→ Your task
All of the entries must be duplicated exactly.

→ Available records
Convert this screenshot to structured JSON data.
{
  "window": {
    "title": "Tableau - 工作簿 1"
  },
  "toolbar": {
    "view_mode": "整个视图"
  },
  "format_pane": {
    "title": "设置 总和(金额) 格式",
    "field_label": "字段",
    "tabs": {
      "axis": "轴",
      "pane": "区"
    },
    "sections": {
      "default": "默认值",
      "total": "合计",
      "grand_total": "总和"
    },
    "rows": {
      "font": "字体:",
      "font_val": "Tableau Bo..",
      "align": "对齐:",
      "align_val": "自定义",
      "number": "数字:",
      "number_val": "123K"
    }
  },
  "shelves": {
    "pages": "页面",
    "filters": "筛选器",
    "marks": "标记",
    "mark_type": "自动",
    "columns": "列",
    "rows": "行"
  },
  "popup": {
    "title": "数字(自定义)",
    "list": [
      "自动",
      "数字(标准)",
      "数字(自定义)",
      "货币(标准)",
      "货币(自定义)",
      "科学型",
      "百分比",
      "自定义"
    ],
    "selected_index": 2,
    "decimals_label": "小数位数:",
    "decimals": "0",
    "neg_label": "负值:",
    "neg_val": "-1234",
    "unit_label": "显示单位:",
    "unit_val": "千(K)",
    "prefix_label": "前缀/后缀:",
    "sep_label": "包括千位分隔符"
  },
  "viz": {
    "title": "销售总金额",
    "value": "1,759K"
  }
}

→ Output of the exercise
Convert this screenshot to structured JSON data.
{
  "window": {
    "title": "Tableau - 工作簿 1"
  },
  "toolbar": {
    "view_mode": "整个视图"
  },
  "format_pane": {
    "title": "设置 总和(金额) 格式",
    "field_label": "字段",
    "tabs": {
      "axis": "轴",
      "pane": "区"
    },
    "sections": {
      "default": "默认值",
      "total": "合计",
      "grand_total": "总和"
    },
    "rows": {
      "font": "字体:",
      "font_val": "Tableau Bo..",
      "align": "对齐:",
      "align_val": "自定义",
      "number": "数字:",
      "number_val": "123K"
    }
  },
  "shelves": {
    "pages": "页面",
    "filters": "筛选器",
    "marks": "标记",
    "mark_type": "自动",
    "columns": "列",
    "rows": "行"
  },
  "popup": {
    "title": "数字(自定义)",
    "list": [
      "自动",
      "数字(标准)",
      "数字(自定义)",
      "货币(标准)",
      "货币(自定义)",
      "科学型",
      "百分比",
      "自定义"
    ],
    "selected_index": 2,
    "decimals_label": "小数位数:",
    "decimals": "0",
    "neg_label": "负值:",
    "neg_val": "-1234",
    "unit_label": "显示单位:",
    "unit_val": "千(K)",
    "prefix_label": "前缀/后缀:",
    "sep_label": "包括千位分隔符"
  },
  "viz": {
    "title": "销售总金额",
    "value": "1,759K"
  }
}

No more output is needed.